“We benefitted from it tremendously,” Brimberg remarks. “First of all, we encouraged each other. I think both of us became better as photographers from this relationship, and encouraging both of us forward and finding new things.
“It’s not difficult when you’re two, it’s not difficult to be out there in the streets and work extra-hard and so on. It’s much more difficult when you’re alone. Also, in the whole approach to people in the street, if you’re approaching them—which you most often are not—it’s much easier as a couple because you represent no threat at all. What is this person doing taking pictures? But if you’re two and you say, oh, that’s my husband over there, or, oh, yeah, my wife is standing over there, then it kind of demystifies and makes it much simpler and gives it a whole different flow.”
Whether photographing people, wildlife, landscapes or abstractions, cold climates held a special appeal. Coulson was never quite comfortable working in warm weather. For someone so drawn to the outdoors, perhaps relaxing on a tropical island would be appealing.
“That would not be him,” Brimberg says. “He’s always enjoyed colder places much more than anything warm. He was much more…I wouldn’t say ‘bleak,’ and ‘monochromatic’ is not right either, but he was always drawn toward the colder regions. Whenever he had assignments in hot areas, he didn’t much care for it. He was a cold weather kind of guy.”
One beautiful image that combines many of Coulson’s passions—the cold, the sea, humanity, nature, art—is an image from Austria. It’s a simple portrait of a man on a fishing boat, made early one morning while the cold predawn light blankets Lake Hallstatter. Made in 2009, the image would be equally at home in the 17th-century gallery of an old master painter. It’s a remarkable, timeless image that says much about Coulson and his life’s work. It’s an image that National Geographic used in its own tribute to the photographer.
Coulson was clearly successful in defining a niche making images that were as much art as journalism.

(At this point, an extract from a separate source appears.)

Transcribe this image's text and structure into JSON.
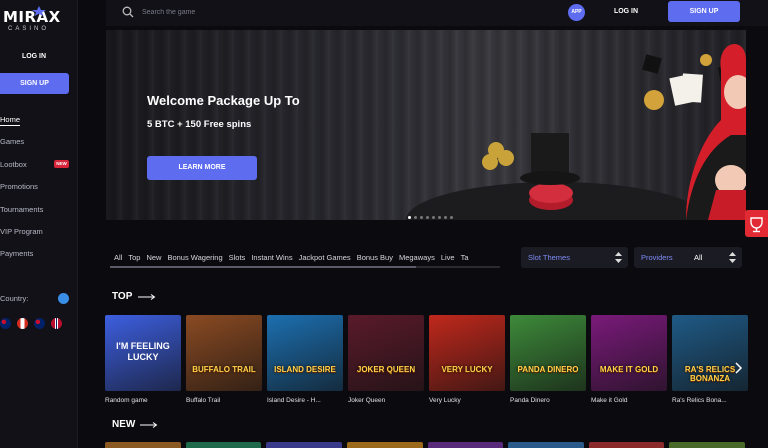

And, although he may have been most excited about pushing boundaries and embracing the avant-garde, Brimberg says for her, after a lifetime shared and a decade working side by side, it was Coulson’s ability to connect with the people in his viewfinder that was most amazing.

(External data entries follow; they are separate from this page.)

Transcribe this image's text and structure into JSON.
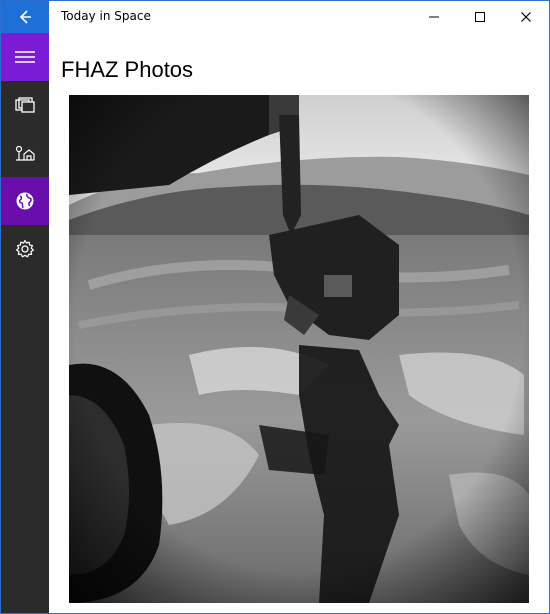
{
  "window": {
    "title": "Today in Space"
  },
  "titlebar": {
    "back_icon": "arrow-left-icon",
    "minimize_icon": "minimize-icon",
    "maximize_icon": "maximize-icon",
    "close_icon": "close-icon"
  },
  "nav": {
    "items": [
      {
        "icon": "hamburger-icon"
      },
      {
        "icon": "gallery-icon"
      },
      {
        "icon": "rover-icon"
      },
      {
        "icon": "globe-icon"
      },
      {
        "icon": "gear-icon"
      }
    ],
    "active_index": 3
  },
  "main": {
    "title": "FHAZ Photos"
  },
  "colors": {
    "accent": "#6a0dad",
    "titlebar_back": "#1f6fd8",
    "sidebar": "#2b2b2b"
  }
}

“I still always sway toward his people pictures,” she says. “I still always get amazed over whatever it is that he pulls out of people in that split second. And I’m not sure he really looked at it in quite the same way. He’s more in there with The Space Between than he is the people. But those pictures from the past, where you see piercing eyes or extreme emotions or some tenderness, that was really amazing. Funny enough, we’ve been talking about art and surfaces and things, but if you look at Cotton’s people shots, he’s so in touch with the people in front of him. It’s pretty amazing—their actions, their feelings. I think that he was a very fine photographer for describing people’s feelings. And he always wanted to touch something in your soul. And he said that. The picture, if it did not touch your soul, then it really was not anything worthy.”

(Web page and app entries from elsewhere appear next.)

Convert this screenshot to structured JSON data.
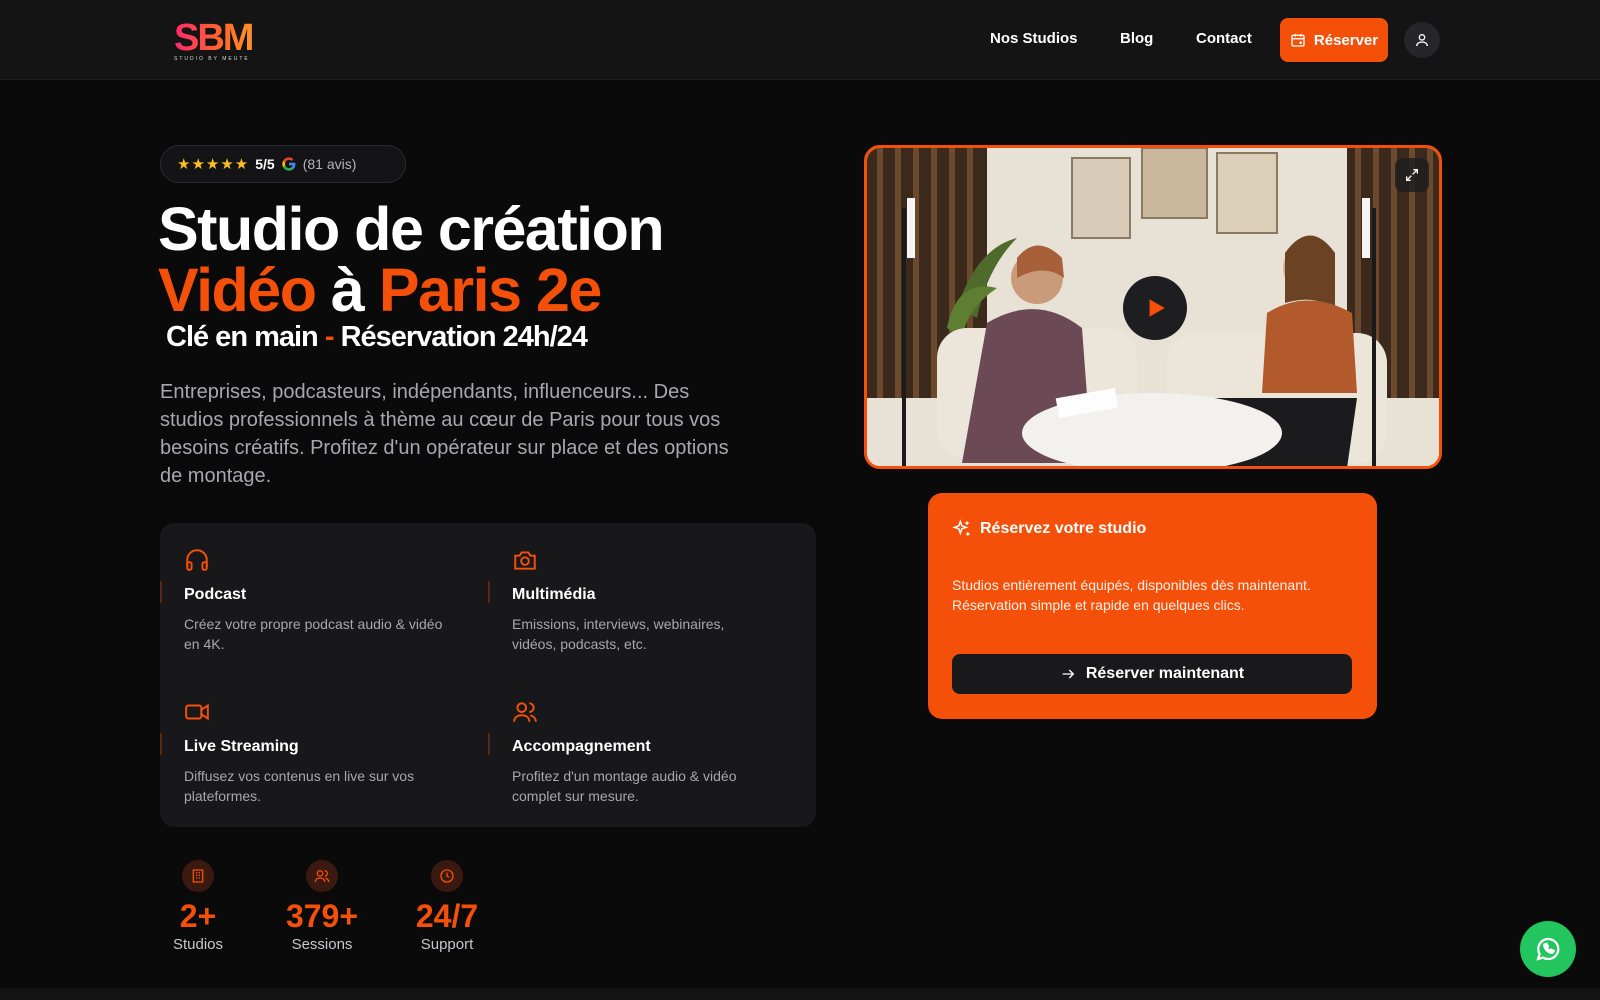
{
  "nav": {
    "logo_letters": "SBM",
    "logo_tagline": "STUDIO BY MEUTE",
    "links": [
      "Nos Studios",
      "Blog",
      "Contact"
    ],
    "reserve_label": "Réserver"
  },
  "hero": {
    "rating": {
      "stars": "★★★★★",
      "score": "5/5",
      "reviews": "(81 avis)"
    },
    "title_line1": "Studio de création",
    "title_line2": {
      "part1": "Vidéo",
      "part2": " à ",
      "part3": "Paris 2e"
    },
    "subtitle": {
      "part1": "Clé en main",
      "separator": " - ",
      "part2": "Réservation 24h/24"
    },
    "description": "Entreprises, podcasteurs, indépendants, influenceurs... Des studios professionnels à thème au cœur de Paris pour tous vos besoins créatifs. Profitez d'un opérateur sur place et des options de montage."
  },
  "features": [
    {
      "icon": "headphones-icon",
      "title": "Podcast",
      "desc": "Créez votre propre podcast audio & vidéo en 4K."
    },
    {
      "icon": "camera-icon",
      "title": "Multimédia",
      "desc": "Emissions, interviews, webinaires, vidéos, podcasts, etc."
    },
    {
      "icon": "video-camera-icon",
      "title": "Live Streaming",
      "desc": "Diffusez vos contenus en live sur vos plateformes."
    },
    {
      "icon": "users-icon",
      "title": "Accompagnement",
      "desc": "Profitez d'un montage audio & vidéo complet sur mesure."
    }
  ],
  "stats": [
    {
      "icon": "building-icon",
      "value": "2+",
      "label": "Studios"
    },
    {
      "icon": "users-icon",
      "value": "379+",
      "label": "Sessions"
    },
    {
      "icon": "clock-icon",
      "value": "24/7",
      "label": "Support"
    }
  ],
  "booking": {
    "title": "Réservez votre studio",
    "desc": "Studios entièrement équipés, disponibles dès maintenant. Réservation simple et rapide en quelques clics.",
    "cta": "Réserver maintenant"
  },
  "colors": {
    "accent": "#f5500a",
    "background": "#0a0a0b",
    "whatsapp": "#22c55e"
  }
}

Cotton Coulson died May 27, 2015, while on a diving expedition off the coast of northern Norway. See more of his and Sisse Brimberg’s photography at keenpress.com.
Sisse Brimberg and Cotton Coulson on assignment in the Arctic
Apologies in the long gap since I last posted a story. We took an unscheduled break after the tragic loss of colleague and close friend Cotton Coulson , who helped establish this blog. It is still hard to process the loss and perhaps the best tribute to our wonderful friend and talented photographer is to post a selection of his images. In a following post I will link to a article about Cotton, which wife Sisse Brimberg helped to write and is a great tribute to our much loved friend and colleague. God speed Cotton…
Cotton Coulson died May 27, 2015, while on a diving expedition off the coast of northern Norway. See more of his and Sisse Brimberg’s photography at keenpress.com.